On the morning of the 2014 World Cup draw, the English papers all led withone football story: England national team coach Roy Hodgson roaring his confidence in the team and declaring: "Go and put a tenner on us to win the World Cup!"
A few hours later, when Group D came out with Uruguay, Italy and Costa Rica, Hodgson's words looked somewhat foolish. Some thought that, given the FA's crackdown on players gambling and the four-month ban and £18,000 fine dished out in the summer to Andros Townsend (a player who was instrumental in helping England reach Brazil) for betting on matches in competitions in which he was involved, Hodgson should not have joked about betting at all.
Last month the Daily Telegraph broke the story, which it passed on to the National Crime Agency, that a betting syndicate budgeted £70,000 to spend on players for 'a fix,' £5,000 of which would go on a player to get booked in the first half to show that the fix was on. Last weekend, two days after Hodgson's comment, The Sun on Sunday filmed ex-Portsmouth defender Sam Sodje allegedly claiming he could arrange for League Championship players to get themselves booked in games for cash payments.
On Monday, the National Crime Agency arrested six players, among them two former Premier League players, for rigging incidents in matches for money (whereas match-fixing is affecting the result of games, spot-fixing is about individual incidents, like red or yellow cards). The six have now been released without charge.
The story led the news bulletins for a brief while. On the rolling sports news channels, they discussed it in between advertisements for online betting sites while radio talk shows chatted it over on slots sponsored by betting partners. One of Sky's live Sunday games featured Fulham, shirts sponsored by Marathon Bet, beating Aston Villa, whose shirt sponsor is dafabet, described on its own website as "Asia's No. 1 online betting and gaming site."
Betting, betting, everywhere: So it's no surprise that the gambling industry dwarfs that of the football industry in revenue terms. In The Fix, the seminal 2008 book on match-fixing, author Declan Hill quotes a study by American journal Foreign Policy that estimates the Asian gambling industry at $450 billion per year.
By comparison, Real Madrid's 2012-13 financial results showed the largest revenues for any football club, at €521 million. If the gambling market is a large supermarket, the biggest club in the world is just a kiosk on the corner. Hill, writing on his excellent eponymous blog, has long warned this problem existed in England, even if the assumption was always that this kind of illegality happens in Italy, Germany, Czech Republic, Greece, Romania and Turkey -- but not England.
The same may now be true of those denying its existence in English football's crown jewel, the Premier League. Hill also charts the familiar stages to these stories: Denial, more scandals, loss of the sport's credibility and then resignation to the fact it happens.

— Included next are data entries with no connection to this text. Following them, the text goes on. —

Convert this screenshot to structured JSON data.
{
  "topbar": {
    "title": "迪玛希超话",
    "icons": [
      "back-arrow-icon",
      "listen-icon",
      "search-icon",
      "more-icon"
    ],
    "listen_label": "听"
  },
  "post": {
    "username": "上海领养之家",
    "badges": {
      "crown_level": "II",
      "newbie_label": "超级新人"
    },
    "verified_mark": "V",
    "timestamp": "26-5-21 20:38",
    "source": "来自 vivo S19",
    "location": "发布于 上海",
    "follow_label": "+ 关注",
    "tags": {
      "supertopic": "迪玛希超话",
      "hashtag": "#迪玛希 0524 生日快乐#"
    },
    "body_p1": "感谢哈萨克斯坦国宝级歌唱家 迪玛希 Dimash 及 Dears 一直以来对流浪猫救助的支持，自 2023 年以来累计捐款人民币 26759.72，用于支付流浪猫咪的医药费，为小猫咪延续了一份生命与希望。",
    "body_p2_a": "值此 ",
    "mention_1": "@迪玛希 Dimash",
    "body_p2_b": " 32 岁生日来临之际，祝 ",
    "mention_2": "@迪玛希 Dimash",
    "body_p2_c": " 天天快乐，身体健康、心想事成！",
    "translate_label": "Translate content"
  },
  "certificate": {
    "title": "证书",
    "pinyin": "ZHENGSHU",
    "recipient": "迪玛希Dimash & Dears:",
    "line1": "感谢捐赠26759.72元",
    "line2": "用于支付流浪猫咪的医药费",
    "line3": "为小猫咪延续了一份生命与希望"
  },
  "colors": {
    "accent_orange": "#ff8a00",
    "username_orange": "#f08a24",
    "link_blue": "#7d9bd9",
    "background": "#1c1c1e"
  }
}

The Fix has been translated into 20 languages and will be the subject of a Ridley Scott-directed TV series. Hill says that as long as gambling is a problem in football, so fixing will be too. But he has also come up with a plan to rid British football of the problem, and fast. It includes setting up a 90-day amnesty for all fixers, during which time they turn themselves in or face a lifetime ban from the game; that they can keep their money and that of those they turn in (if greed has attracted them to this in the first place, this might just work).
Hill believes this would not cost more than £250,000 to run, and would be a step in solving the problem in one go, rather than letting it fester.
Would it work? Will the FA listen? On Tuesday, the FA and the Premier League were present at a match-fixing summit hosted by the government's Department of Culture, Media and Sport. The Guardian reported Tuesday that the FA would be prepared to sign up to a cross-sport anti-corruption body while it has also been suggested that football learn lessons from outside sport.
"If you look at industries where similar issues occur, they try and make it easier for the whistle-blower," former FA chief executive Mark Palios told BBC Radio Four.
"The worry is that match-fixing will destroy the core values of the game," wrote Oliver Kaiser, chief executive of Ledavi Network, a consultancy specializing in branded entertainment in sports, in the launch issue of The Global Player magazine, which is out this week. "We need more transparency in this area, and organizations or third parties to look at it, or to gain knowledge from regular industries."
More than diving and referees making mistakes, more than FIFA's 'make-it-up-as-you-go-along' decisions on World Cup hosts or a lack of women in football boardrooms, match-fixing is the biggest threat to the sport in the future. Once we start to doubt the reality of what we are seeing, we will stop going to games, and we will stop paying to watch them on pay TV channels.
Every stakeholder in football has a responsibility to keep the game clean. At the moment, the crooks are winning. As Palios put it: "The PFA educate players, but, unfortunately, crime is not the preserve of the uneducated."